# What you will do
Among the entries below, find the lines that contain the string "value". State only how many there are.

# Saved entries

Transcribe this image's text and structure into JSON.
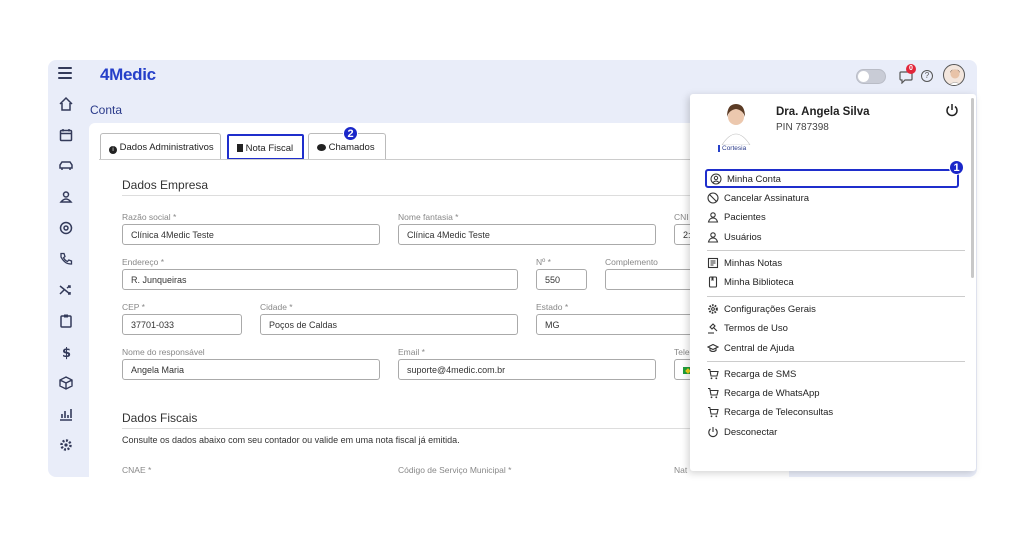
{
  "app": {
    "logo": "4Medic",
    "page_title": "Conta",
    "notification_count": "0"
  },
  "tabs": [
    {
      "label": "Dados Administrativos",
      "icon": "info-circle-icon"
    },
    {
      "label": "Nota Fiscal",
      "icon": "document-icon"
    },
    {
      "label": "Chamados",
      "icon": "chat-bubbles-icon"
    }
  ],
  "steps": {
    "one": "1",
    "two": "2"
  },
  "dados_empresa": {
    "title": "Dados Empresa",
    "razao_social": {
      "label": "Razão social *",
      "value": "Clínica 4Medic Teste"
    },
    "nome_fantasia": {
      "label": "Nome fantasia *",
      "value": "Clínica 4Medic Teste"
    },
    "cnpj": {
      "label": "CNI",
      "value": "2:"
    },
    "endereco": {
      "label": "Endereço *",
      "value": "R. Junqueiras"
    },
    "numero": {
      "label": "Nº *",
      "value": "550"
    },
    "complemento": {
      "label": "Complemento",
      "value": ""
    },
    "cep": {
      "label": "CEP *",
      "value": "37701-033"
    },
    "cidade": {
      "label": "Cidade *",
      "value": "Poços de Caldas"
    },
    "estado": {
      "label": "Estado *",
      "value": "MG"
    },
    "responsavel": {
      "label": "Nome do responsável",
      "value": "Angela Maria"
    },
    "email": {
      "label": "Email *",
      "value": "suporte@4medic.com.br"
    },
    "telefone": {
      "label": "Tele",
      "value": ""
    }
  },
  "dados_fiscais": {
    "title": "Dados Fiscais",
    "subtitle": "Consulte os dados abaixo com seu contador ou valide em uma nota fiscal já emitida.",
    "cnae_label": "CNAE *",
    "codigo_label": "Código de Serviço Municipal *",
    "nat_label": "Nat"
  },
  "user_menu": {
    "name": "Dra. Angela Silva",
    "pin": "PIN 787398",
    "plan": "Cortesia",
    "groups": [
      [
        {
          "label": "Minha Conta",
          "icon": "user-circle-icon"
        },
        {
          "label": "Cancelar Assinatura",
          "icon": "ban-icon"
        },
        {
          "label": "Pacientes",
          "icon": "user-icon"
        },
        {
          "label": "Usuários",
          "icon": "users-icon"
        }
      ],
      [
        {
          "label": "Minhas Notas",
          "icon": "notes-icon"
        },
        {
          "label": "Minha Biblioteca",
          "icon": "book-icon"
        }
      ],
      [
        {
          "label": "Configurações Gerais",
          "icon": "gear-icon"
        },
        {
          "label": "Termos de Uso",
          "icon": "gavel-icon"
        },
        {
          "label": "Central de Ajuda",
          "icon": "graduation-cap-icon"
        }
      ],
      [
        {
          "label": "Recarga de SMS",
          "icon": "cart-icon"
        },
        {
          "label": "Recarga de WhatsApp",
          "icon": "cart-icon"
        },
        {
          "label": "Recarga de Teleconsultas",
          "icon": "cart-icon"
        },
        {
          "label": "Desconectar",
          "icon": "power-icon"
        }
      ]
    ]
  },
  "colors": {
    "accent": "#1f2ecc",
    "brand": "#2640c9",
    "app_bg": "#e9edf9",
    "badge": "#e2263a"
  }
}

# Solution to this task
12